> [Work task] Copy each line that contains the string "sample", taking them from the material.

----------

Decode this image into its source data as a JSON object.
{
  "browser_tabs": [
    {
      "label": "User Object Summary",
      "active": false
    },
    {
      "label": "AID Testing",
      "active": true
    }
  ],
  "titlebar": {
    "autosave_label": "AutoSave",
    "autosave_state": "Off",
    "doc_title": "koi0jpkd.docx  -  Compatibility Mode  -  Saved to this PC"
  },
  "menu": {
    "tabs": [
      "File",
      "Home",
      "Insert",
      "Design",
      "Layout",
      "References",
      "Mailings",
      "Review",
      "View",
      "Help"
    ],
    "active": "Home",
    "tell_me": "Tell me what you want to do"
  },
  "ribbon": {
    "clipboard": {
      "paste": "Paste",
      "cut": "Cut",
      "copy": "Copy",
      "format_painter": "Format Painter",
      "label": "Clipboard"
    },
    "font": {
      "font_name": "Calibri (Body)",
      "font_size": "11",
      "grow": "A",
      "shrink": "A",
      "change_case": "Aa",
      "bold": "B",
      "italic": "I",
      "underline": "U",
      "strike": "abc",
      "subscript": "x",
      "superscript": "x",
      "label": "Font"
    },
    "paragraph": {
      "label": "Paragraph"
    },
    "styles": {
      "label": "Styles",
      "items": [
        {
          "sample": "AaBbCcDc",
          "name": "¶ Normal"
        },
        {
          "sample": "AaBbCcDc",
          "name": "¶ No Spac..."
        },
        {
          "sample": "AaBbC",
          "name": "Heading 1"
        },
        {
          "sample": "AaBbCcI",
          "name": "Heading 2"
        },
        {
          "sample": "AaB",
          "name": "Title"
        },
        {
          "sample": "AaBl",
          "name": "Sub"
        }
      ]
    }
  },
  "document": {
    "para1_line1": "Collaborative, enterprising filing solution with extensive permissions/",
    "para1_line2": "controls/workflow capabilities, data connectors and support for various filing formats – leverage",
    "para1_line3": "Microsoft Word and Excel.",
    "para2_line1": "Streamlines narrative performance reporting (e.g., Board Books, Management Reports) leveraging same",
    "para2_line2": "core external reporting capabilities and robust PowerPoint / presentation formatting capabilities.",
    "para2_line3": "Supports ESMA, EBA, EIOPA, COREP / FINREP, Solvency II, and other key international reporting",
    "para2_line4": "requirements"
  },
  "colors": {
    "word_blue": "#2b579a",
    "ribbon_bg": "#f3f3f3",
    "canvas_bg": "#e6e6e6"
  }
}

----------

> [Task solution]
          "sample": "AaBbCcDc",
          "sample": "AaBbCcDc",
          "sample": "AaBbC",
          "sample": "AaBbCcI",
          "sample": "AaB",
          "sample": "AaBl",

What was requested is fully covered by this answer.